DG: I’m sorry, Zsolt, that wasn’t my best performance. But Erdei is a very good boxer as everybody knows, I’m very proud to have been able to beat him and prove that I’m a world-class fighter.
That fight was a mess. First they told us that the fight wasn’t going start earlier than 10:00 p.m., and then they called us around 9:30 saying that we had to go to the fight so I had to hurry up and I didn’t even warm up. If you notice, I even put my trunks backwards, so it took me three rounds just to warm up in that fight and also I had a bruised rib one week before the fight and I was only able to run light to keep my conditioning but in the end everything went well.
AW: Prior to facing Erdei you upset streaking Ismayl Sillakh with a come from behind KO and also gave Lucian Bute plenty of trouble. What would you say about those fights?
DG: That just proved what I said before… that I’m a world-class fighter. With the Sillakh fight, I followed my game plan, which was to put a lot of pressure and eventually knock him out, and we did it.
With Bute, I did the same thing, hurting him a couple times, but he was good enough to survive. I won that fight in everybody’s eyes but the judges.
AW: You’re originally from Chaykovsky, Russia. Can you tell us about your early years growing up?
DG: It was a usual sporting life. School and kickboxing, home and kickboxing, eat and sleep and kickboxing again.

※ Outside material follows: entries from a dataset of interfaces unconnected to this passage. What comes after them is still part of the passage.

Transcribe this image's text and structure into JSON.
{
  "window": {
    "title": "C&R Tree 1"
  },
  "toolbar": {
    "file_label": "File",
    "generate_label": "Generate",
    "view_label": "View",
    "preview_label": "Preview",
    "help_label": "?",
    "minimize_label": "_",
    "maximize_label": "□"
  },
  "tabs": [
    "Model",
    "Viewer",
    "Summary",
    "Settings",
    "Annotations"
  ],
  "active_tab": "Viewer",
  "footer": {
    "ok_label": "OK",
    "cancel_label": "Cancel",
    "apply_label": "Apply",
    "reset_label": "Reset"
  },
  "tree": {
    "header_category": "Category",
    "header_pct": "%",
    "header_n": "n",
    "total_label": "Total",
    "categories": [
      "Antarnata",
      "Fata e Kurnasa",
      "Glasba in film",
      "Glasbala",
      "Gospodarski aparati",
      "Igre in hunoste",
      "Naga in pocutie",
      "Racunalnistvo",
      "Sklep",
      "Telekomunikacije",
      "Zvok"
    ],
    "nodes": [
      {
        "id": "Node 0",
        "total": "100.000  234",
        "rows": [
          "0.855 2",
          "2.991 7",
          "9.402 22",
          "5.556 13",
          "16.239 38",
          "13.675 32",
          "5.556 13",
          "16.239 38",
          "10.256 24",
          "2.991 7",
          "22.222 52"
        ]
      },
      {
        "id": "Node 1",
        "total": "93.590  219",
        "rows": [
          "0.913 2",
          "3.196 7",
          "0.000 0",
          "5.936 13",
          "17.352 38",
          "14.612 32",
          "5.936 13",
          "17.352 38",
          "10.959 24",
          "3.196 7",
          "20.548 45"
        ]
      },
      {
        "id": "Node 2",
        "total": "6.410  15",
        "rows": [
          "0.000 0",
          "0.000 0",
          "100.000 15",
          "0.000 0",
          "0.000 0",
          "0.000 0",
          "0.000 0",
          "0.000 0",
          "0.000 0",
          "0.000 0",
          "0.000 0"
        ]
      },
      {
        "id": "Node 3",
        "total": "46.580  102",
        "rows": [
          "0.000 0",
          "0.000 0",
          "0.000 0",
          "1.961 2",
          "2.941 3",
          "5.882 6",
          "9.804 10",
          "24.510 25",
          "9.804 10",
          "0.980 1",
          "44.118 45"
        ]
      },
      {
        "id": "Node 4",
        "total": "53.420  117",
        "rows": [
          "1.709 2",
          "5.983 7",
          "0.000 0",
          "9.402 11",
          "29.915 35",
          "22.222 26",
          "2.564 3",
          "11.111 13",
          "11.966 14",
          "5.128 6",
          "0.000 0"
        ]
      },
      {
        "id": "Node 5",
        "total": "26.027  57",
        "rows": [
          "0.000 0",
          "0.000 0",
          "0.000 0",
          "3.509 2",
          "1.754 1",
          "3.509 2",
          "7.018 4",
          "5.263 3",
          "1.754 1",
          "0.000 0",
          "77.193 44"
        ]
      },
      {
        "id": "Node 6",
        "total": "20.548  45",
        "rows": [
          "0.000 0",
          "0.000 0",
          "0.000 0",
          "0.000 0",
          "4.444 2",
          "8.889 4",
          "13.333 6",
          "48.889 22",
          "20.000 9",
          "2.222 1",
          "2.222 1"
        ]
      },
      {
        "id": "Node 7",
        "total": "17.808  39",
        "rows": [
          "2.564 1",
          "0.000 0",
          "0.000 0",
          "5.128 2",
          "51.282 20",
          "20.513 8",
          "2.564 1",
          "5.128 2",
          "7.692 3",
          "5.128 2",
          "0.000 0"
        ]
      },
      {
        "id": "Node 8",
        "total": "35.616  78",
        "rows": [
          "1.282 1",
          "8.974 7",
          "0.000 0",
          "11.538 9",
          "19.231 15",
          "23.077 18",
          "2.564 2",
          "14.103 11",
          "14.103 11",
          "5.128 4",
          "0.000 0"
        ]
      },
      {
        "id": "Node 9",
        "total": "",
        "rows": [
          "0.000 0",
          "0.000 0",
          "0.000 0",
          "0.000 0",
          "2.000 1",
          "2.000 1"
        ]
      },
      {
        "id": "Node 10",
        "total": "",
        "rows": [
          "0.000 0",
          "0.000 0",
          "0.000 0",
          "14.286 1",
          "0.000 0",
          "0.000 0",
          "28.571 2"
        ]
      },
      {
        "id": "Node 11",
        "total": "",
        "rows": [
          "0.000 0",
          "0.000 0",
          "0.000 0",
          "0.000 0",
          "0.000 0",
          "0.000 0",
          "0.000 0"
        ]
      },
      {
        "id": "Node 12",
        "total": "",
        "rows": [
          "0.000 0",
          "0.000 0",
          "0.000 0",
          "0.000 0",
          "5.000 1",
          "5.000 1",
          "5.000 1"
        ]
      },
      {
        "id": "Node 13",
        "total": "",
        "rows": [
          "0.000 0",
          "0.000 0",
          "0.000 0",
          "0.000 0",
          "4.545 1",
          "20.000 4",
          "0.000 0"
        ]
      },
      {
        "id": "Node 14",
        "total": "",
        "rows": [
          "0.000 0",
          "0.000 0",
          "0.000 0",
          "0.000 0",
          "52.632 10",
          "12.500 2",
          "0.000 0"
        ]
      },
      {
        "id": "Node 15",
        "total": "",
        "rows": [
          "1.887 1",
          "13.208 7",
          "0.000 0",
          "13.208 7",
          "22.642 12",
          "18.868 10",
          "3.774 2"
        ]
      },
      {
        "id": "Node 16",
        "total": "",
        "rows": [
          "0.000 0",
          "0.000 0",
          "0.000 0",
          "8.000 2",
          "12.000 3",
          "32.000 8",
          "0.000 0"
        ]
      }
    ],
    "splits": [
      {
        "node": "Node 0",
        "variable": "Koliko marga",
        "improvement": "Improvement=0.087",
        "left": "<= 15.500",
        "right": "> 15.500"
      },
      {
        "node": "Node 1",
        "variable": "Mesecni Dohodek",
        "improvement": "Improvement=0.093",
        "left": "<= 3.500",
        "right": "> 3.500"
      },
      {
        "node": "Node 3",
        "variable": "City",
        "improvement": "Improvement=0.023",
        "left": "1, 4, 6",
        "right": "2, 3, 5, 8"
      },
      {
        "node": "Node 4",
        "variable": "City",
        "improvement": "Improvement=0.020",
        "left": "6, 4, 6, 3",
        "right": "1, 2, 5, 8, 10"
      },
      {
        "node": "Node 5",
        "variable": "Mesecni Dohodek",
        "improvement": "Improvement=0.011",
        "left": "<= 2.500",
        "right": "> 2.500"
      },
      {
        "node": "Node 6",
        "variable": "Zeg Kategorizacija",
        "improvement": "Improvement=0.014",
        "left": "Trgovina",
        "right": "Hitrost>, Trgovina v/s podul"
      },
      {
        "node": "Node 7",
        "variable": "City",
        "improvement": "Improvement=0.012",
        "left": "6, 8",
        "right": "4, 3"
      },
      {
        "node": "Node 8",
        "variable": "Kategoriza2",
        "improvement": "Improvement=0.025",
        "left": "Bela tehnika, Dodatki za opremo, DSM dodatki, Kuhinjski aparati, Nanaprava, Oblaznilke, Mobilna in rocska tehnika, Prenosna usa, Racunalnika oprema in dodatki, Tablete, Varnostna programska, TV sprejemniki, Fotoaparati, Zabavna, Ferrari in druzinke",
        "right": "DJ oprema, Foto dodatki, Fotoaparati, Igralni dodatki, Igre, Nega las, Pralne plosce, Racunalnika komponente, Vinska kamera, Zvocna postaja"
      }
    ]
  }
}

I’m from a small town with a lot of countryside and rivers with only 100 thousand people. My neighbourhood was the poor part of the town but I couldn’t ask for a better family than mine. I was very happy growing up with my year-older brother, Artem. I had also a very good kickboxing team. They helped me a lot and they were like my second family. I invited my old coach to my fight in Monaco.
AW: You had extensive career in kickboxing before turning to boxing, could you tell us a little about that?
DG: I started at 14 years old and I won my first junior world championship at (the) age of 15. After that my life plan changed and the kickboxing become the priority – kickboxing and school, kickboxing and home and kickboxing again, then eat and sleep.
I won many national and international medals at full-contact, light-contact, and low-kick competitions.
AW: Though you are Russian you live in San Diego, Calif., now. How did this come about?
DG: Back in 2005, I won the world championship in kickboxing and after that I had an offer to come to USA to fight for City Boxing Gym in San Diego, which is owned by Mark Dion, who became my manager and brought me to where I’m right now.
AW: How did you come to leave kickboxing and take up boxing?
DG: After I came to USA I realized that there was nobody to fight kickboxing and I always loved boxing and Mike Tyson, so it was an easy transition.
AW: What are your thoughts on the light heavyweight division and the current champions (THE RING/WBC) Adonis Stevenson, (WBA) Beibut Shumenov, (IBF) Bernard Hopkins and (WBO) Nathan Cleverly?
DG: I must break them all!
Adonis Stevenson, I just watched his last fight and he was looking so happy and that shows me that he got lucky. Bernard Hopkins, he is a legend, he has nothing to prove but he better retire before I put my hands on him. Cleverly and Shumenov, I can beat both at the same time.
AW: What do you enjoy doing away from boxing?
DG: My hobby now is my 2-year-old daughter Matilda. She takes all my time off. I like camping and playing my guitar. I can’t play yet but my coach Baruch is teaching me.
AW: In closing do you have a message for Edwin Rodriguez?
DG: I must break you too. I’m crazy, I’m crazy (laughs).
Photos / Team Grachev